I want to try something new. I’m thinking of calling it Amrita’s ‘Wednesday Words of Wisdom’. These wouldn’t be rehashing some trite motivational quotes. No, Messieurs et Mesdames et Mesdemoiselles. These will be the hard-earned truth, laid brutally on your casual reading plate. Today’s words are: Never ask anybody what they think of you.
Just don’t. Not your friends, family, significant others, the universe or Quora. Trust me (though I may not be trustworthy), you don’t want to know. I used to ask this question all the time. I believed that’s where closeness lay. That space you want to occupy with a person where you feel you have surrendered your existence completely to them, usually initiated by some dose of flattery from you. When such a question is not about validating your existence, the relationship or even a shaping of your identity. In fact, I suggest you never ask yourself, what you think about yourself. Blissful ignorance of your personality is the only way to happiness, my friend.
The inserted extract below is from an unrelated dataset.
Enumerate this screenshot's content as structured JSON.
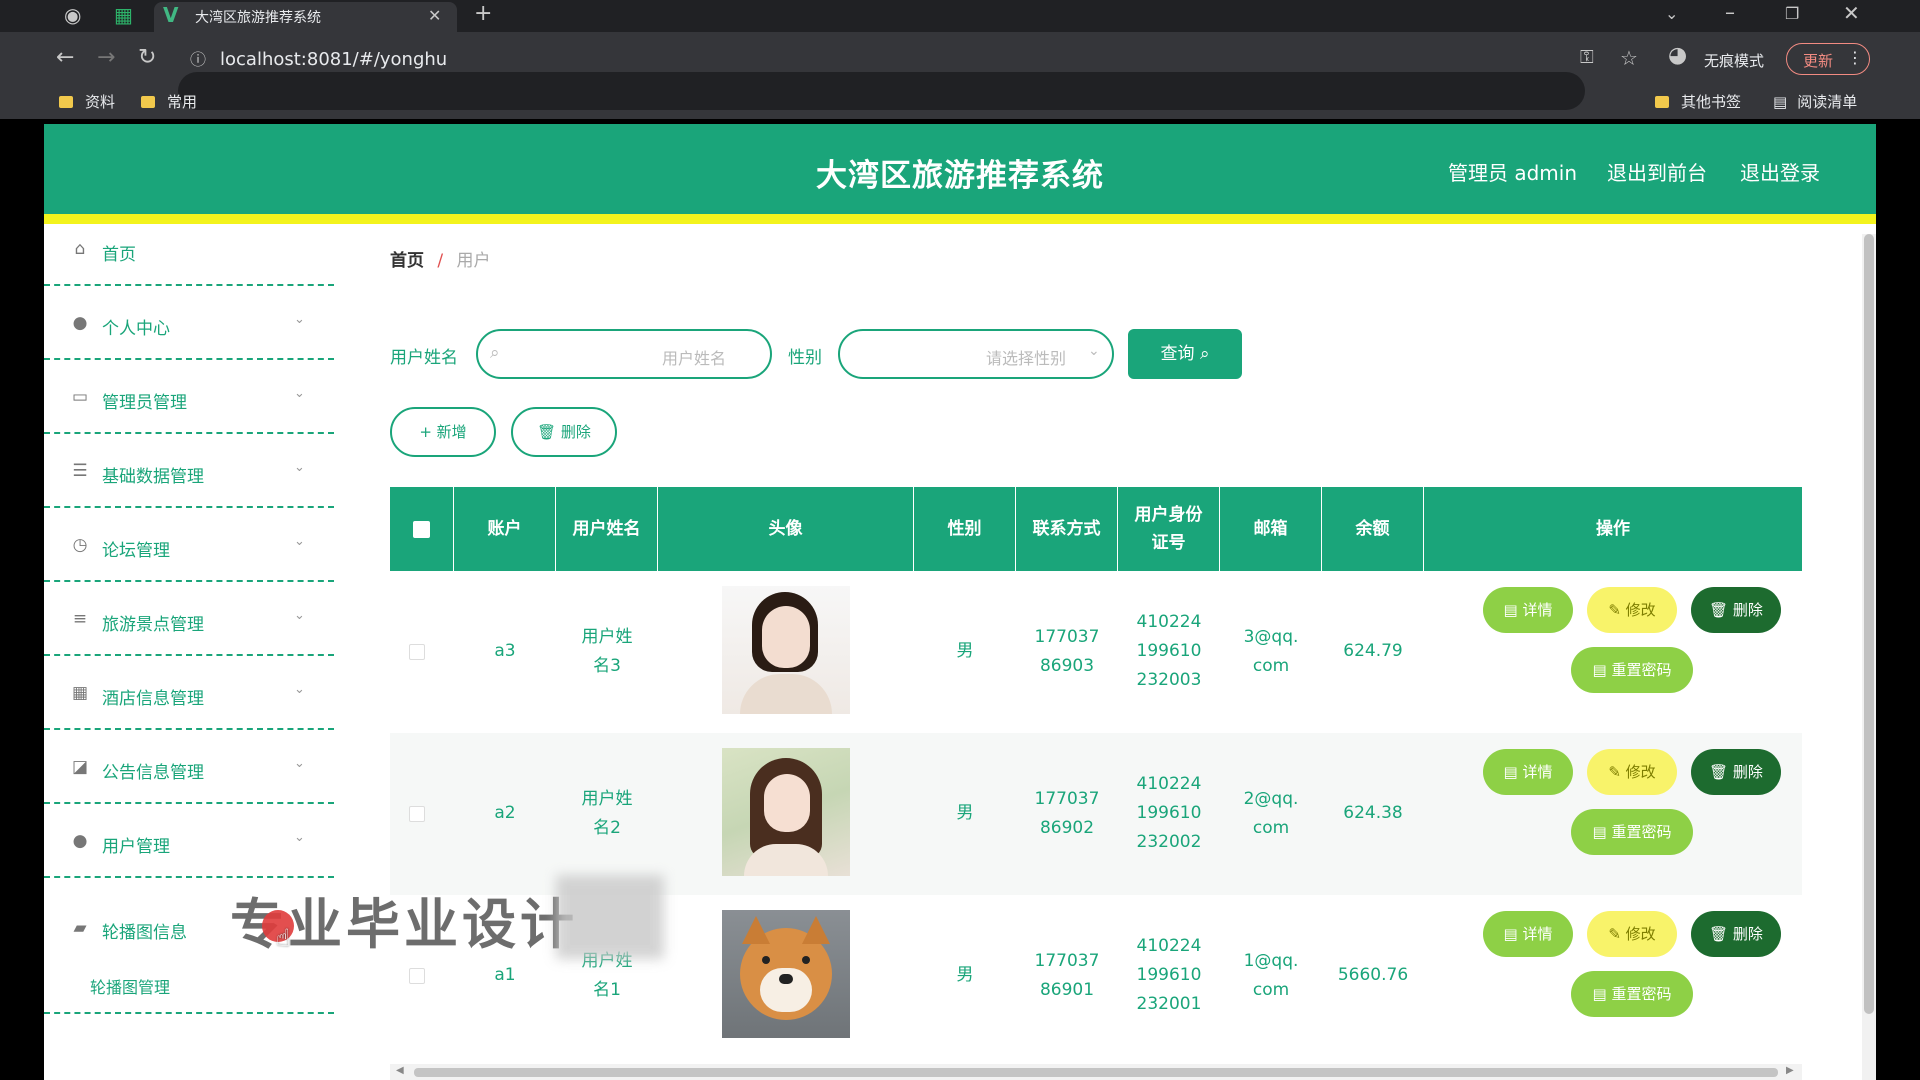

David Grossman’s A Horse Walks Into A Bar (Man Booker International Prize winner, 2017) is a 200-page book about a roughly two-hour stand-up comedy show in Netanya, Israel. That sounds good already, for who wouldn’t love to read a book about a stand-up show happening in real-time? And it is a stand-up show, much more than some people give it credit for. It is certainly where comedy is headed, and is richly in the stand-up comedy ilk, if I may say so myself. It starts with the simple premise of an old school friend (the comedian) calling up another school friend (the retired judge) inviting him to a show when they are both in their late fifties, asking him to answer one question at the end of it – what does he think of him?
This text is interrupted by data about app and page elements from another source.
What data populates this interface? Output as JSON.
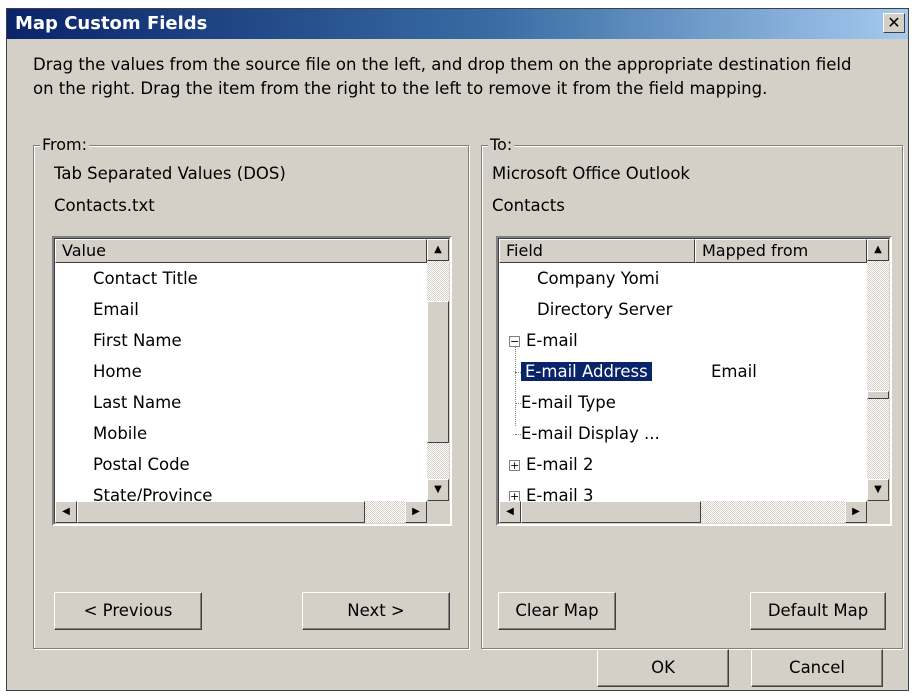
{
  "dialog": {
    "title": "Map Custom Fields",
    "close_glyph": "✕",
    "instructions_line1": "Drag the values from the source file on the left, and drop them on the appropriate destination field",
    "instructions_line2": "on the right.  Drag the item from the right to the left to remove it from the field mapping."
  },
  "from": {
    "legend": "From:",
    "source_type": "Tab Separated Values (DOS)",
    "source_file": "Contacts.txt",
    "column_header": "Value",
    "items": [
      "Contact Title",
      "Email",
      "First Name",
      "Home",
      "Last Name",
      "Mobile",
      "Postal Code",
      "State/Province"
    ],
    "previous_button": "< Previous",
    "next_button": "Next >"
  },
  "to": {
    "legend": "To:",
    "dest_app": "Microsoft Office Outlook",
    "dest_folder": "Contacts",
    "column_field": "Field",
    "column_mapped": "Mapped from",
    "rows": [
      {
        "field": "Company Yomi",
        "mapped": ""
      },
      {
        "field": "Directory Server",
        "mapped": ""
      },
      {
        "field": "E-mail",
        "mapped": "",
        "expander": "−"
      },
      {
        "field": "E-mail Address",
        "mapped": "Email"
      },
      {
        "field": "E-mail Type",
        "mapped": ""
      },
      {
        "field": "E-mail Display ...",
        "mapped": ""
      },
      {
        "field": "E-mail 2",
        "mapped": "",
        "expander": "+"
      },
      {
        "field": "E-mail 3",
        "mapped": "",
        "expander": "+"
      }
    ],
    "clear_map_button": "Clear Map",
    "default_map_button": "Default Map"
  },
  "footer": {
    "ok_button": "OK",
    "cancel_button": "Cancel"
  },
  "colors": {
    "selection": "#0a246a",
    "face": "#d4d0c8"
  }
}
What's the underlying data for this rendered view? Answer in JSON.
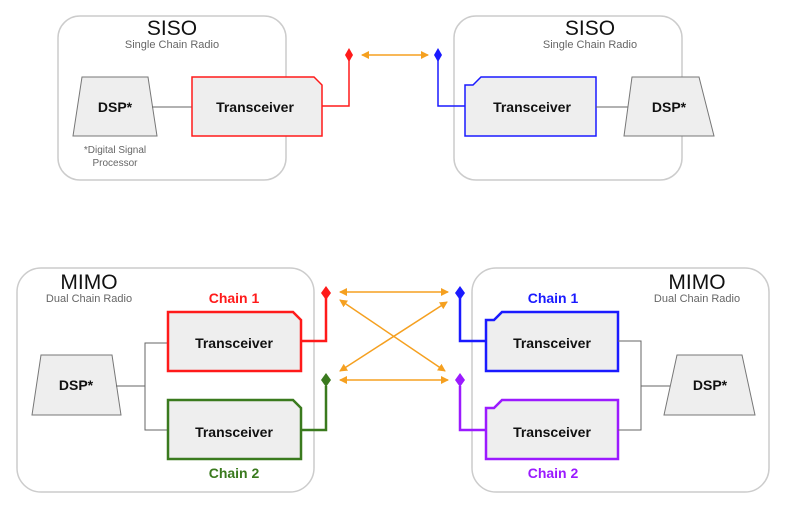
{
  "colors": {
    "red": "#ff1a1a",
    "blue": "#1a1aff",
    "green": "#3a7a1e",
    "purple": "#9b1aff",
    "arrow": "#f5a020",
    "panel_border": "#cccccc",
    "box_fill": "#eeeeee",
    "connector": "#666666"
  },
  "siso_left": {
    "title": "SISO",
    "subtitle": "Single Chain Radio",
    "dsp_label": "DSP*",
    "transceiver_label": "Transceiver",
    "footnote_line1": "*Digital Signal",
    "footnote_line2": "Processor"
  },
  "siso_right": {
    "title": "SISO",
    "subtitle": "Single Chain Radio",
    "dsp_label": "DSP*",
    "transceiver_label": "Transceiver"
  },
  "mimo_left": {
    "title": "MIMO",
    "subtitle": "Dual Chain Radio",
    "dsp_label": "DSP*",
    "chain1_label": "Chain 1",
    "chain2_label": "Chain 2",
    "transceiver1_label": "Transceiver",
    "transceiver2_label": "Transceiver"
  },
  "mimo_right": {
    "title": "MIMO",
    "subtitle": "Dual Chain Radio",
    "dsp_label": "DSP*",
    "chain1_label": "Chain 1",
    "chain2_label": "Chain 2",
    "transceiver1_label": "Transceiver",
    "transceiver2_label": "Transceiver"
  }
}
Stand-up comedians spend most of their time going over that question. At least, the good ones do. The others rely on cheap laughs by making cheap jokes about how expensive it can get to keep a wife. Avishai Lazar (the comedian) provides the audience periodically with that too, just when they start to lose interest in him talking about himself. Some of the jokes are better than the casual sexism of say, Jimmy Carr, but in a book littered with solid jokes, you never laugh. As Avishai disintegrates, telling the story of his life from his childhood, especially focusing on his refreshingly complex (instead of the standard, storytelling complex) relationship with his father, you never cry. Never has a book given you all you expected, witnessed you as you received it, and then left you unsure as to how you should respond. It is not your usual absurd fare, where you don’t know what you want to make of it all. It is your job to witness a comedy show, in which the comedian chooses this evening, where he is also witnessed by his friend, as his evening to bare-it-all, albeit as teasingly as possible.
Does that sound appetizing? Does that make your literary buds water, WordPress readers? Avishai would have asked you that question, and his pointedness about things (no matter that it takes him way too long to get to them) is what makes him worth the read. The judge, Dovaleh Greenstein, serves as narrator and the other significant speaking character, but his input, especially his insipid love life, serves little purpose for the revelation of Avishai. In fact, his handling of that promising but lethal question – what did he make of Avishai after all? – is also similarly lacklustre. Avishai spent much of his life walking on his hands (physical comedy is not just an unimaginative accessory for him as it is for other stand-up comedians. He’s been at it longer.), and that upside-down look at the world is what makes this novel totally off-centre.
Read my last short story/blog post called ‘Strange Attraction’: https://ofopinions.com/2017/08/09/short-story-strange-attraction/